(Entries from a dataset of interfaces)
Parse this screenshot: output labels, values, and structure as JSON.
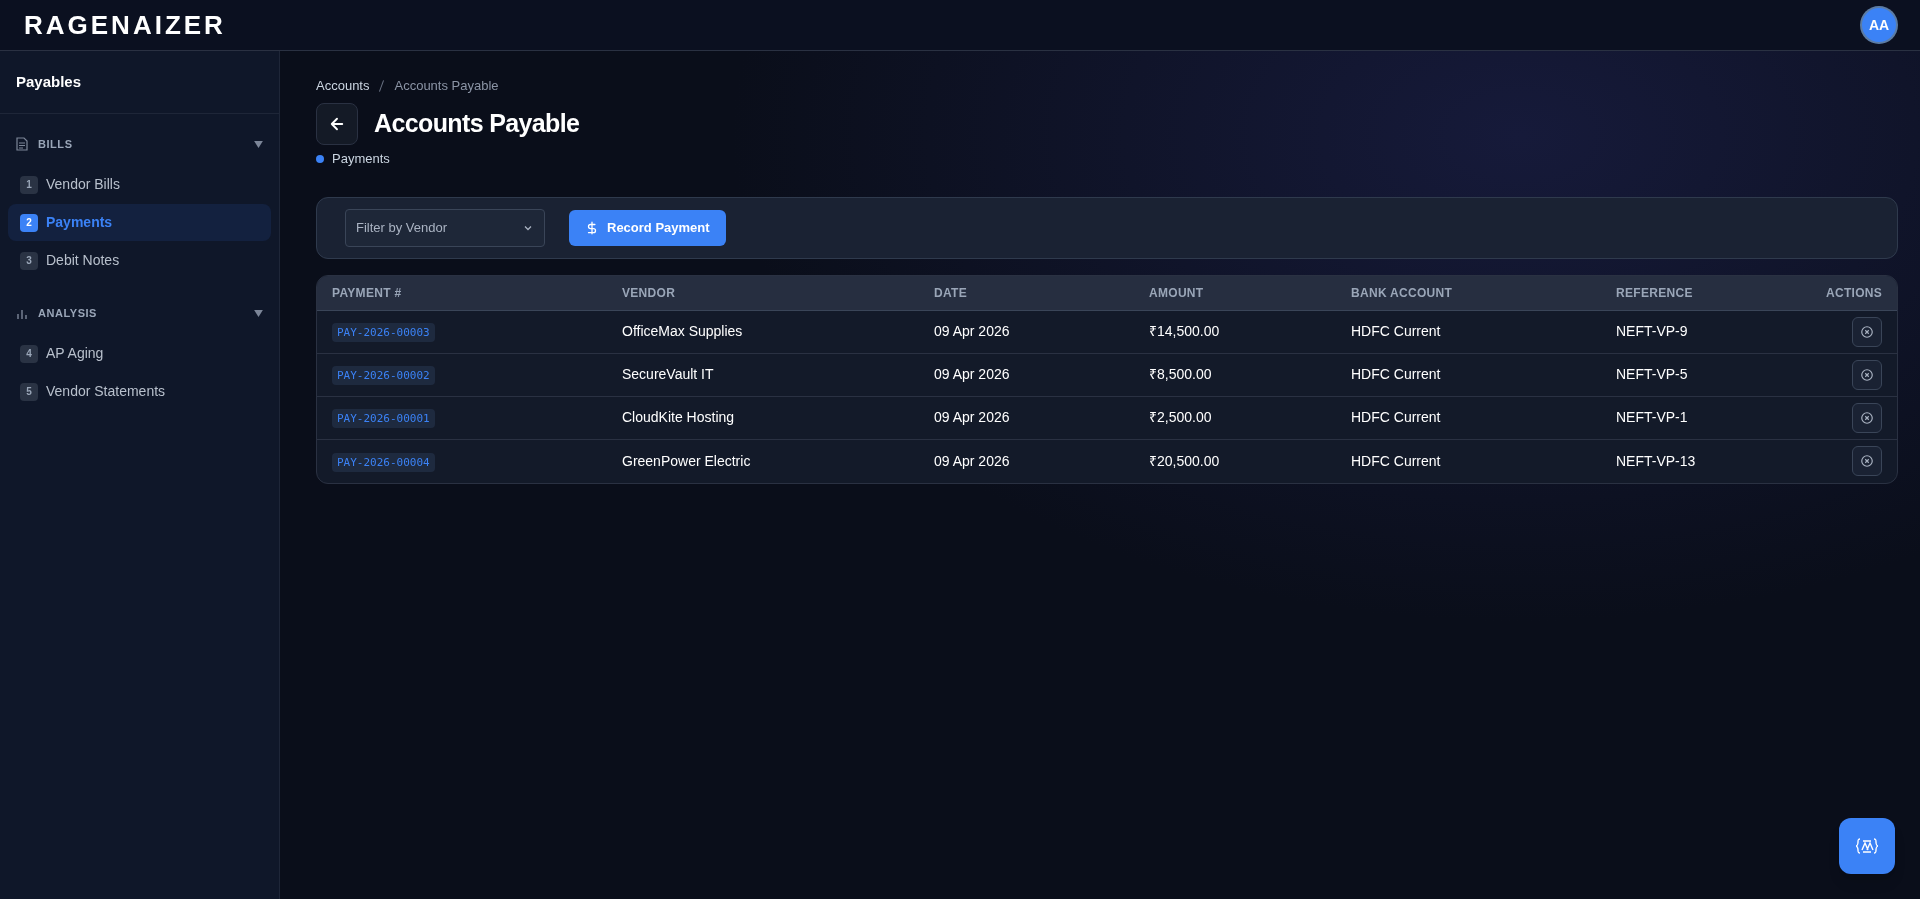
{
  "header": {
    "logo": "RAGENAIZER",
    "avatar": "AA"
  },
  "sidebar": {
    "title": "Payables",
    "groups": [
      {
        "label": "BILLS",
        "kind": "document",
        "expanded": true,
        "items": [
          {
            "number": "1",
            "label": "Vendor Bills",
            "selected": false
          },
          {
            "number": "2",
            "label": "Payments",
            "selected": true
          },
          {
            "number": "3",
            "label": "Debit Notes",
            "selected": false
          }
        ]
      },
      {
        "label": "ANALYSIS",
        "kind": "chart",
        "expanded": true,
        "items": [
          {
            "number": "4",
            "label": "AP Aging",
            "selected": false
          },
          {
            "number": "5",
            "label": "Vendor Statements",
            "selected": false
          }
        ]
      }
    ]
  },
  "breadcrumb": [
    "Accounts",
    "Accounts Payable"
  ],
  "page": {
    "title": "Accounts Payable",
    "subtitle": "Payments"
  },
  "toolbar": {
    "filter": {
      "placeholder": "Filter by Vendor"
    },
    "button": "Record Payment"
  },
  "table": {
    "columns": [
      "PAYMENT #",
      "VENDOR",
      "DATE",
      "AMOUNT",
      "BANK ACCOUNT",
      "REFERENCE",
      "ACTIONS"
    ],
    "rows": [
      {
        "payment": "PAY-2026-00003",
        "vendor": "OfficeMax Supplies",
        "date": "09 Apr 2026",
        "amount": "₹14,500.00",
        "bank": "HDFC Current",
        "reference": "NEFT-VP-9"
      },
      {
        "payment": "PAY-2026-00002",
        "vendor": "SecureVault IT",
        "date": "09 Apr 2026",
        "amount": "₹8,500.00",
        "bank": "HDFC Current",
        "reference": "NEFT-VP-5"
      },
      {
        "payment": "PAY-2026-00001",
        "vendor": "CloudKite Hosting",
        "date": "09 Apr 2026",
        "amount": "₹2,500.00",
        "bank": "HDFC Current",
        "reference": "NEFT-VP-1"
      },
      {
        "payment": "PAY-2026-00004",
        "vendor": "GreenPower Electric",
        "date": "09 Apr 2026",
        "amount": "₹20,500.00",
        "bank": "HDFC Current",
        "reference": "NEFT-VP-13"
      }
    ]
  }
}
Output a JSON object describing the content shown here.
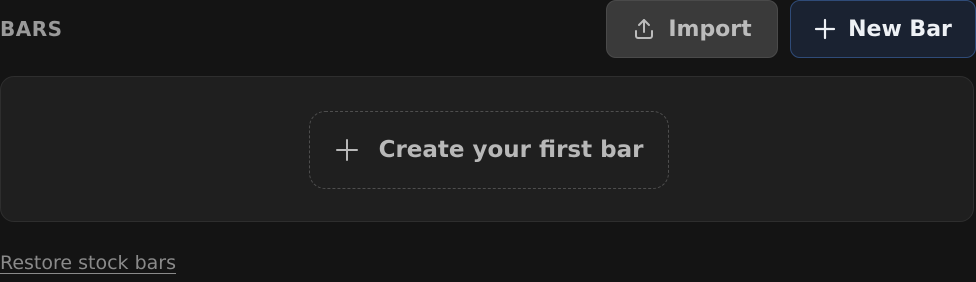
{
  "header": {
    "title": "BARS",
    "import_label": "Import",
    "import_icon": "upload-icon",
    "new_bar_label": "New Bar",
    "new_bar_icon": "plus-icon"
  },
  "empty_state": {
    "create_label": "Create your first bar",
    "create_icon": "plus-icon"
  },
  "footer": {
    "restore_label": "Restore stock bars"
  },
  "colors": {
    "background": "#141414",
    "panel": "#1f1f1f",
    "import_button": "#3a3a3a",
    "new_bar_button": "#1a2231",
    "new_bar_border": "#2f4b78"
  }
}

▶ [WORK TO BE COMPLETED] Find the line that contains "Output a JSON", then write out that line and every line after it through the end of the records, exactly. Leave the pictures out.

▶ [RESPONSE FOR THIS EXERCISE]
Output a JSON object describing the content shown here.
{
  "header": {
    "title": "BARS",
    "import_label": "Import",
    "import_icon": "upload-icon",
    "new_bar_label": "New Bar",
    "new_bar_icon": "plus-icon"
  },
  "empty_state": {
    "create_label": "Create your first bar",
    "create_icon": "plus-icon"
  },
  "footer": {
    "restore_label": "Restore stock bars"
  },
  "colors": {
    "background": "#141414",
    "panel": "#1f1f1f",
    "import_button": "#3a3a3a",
    "new_bar_button": "#1a2231",
    "new_bar_border": "#2f4b78"
  }
}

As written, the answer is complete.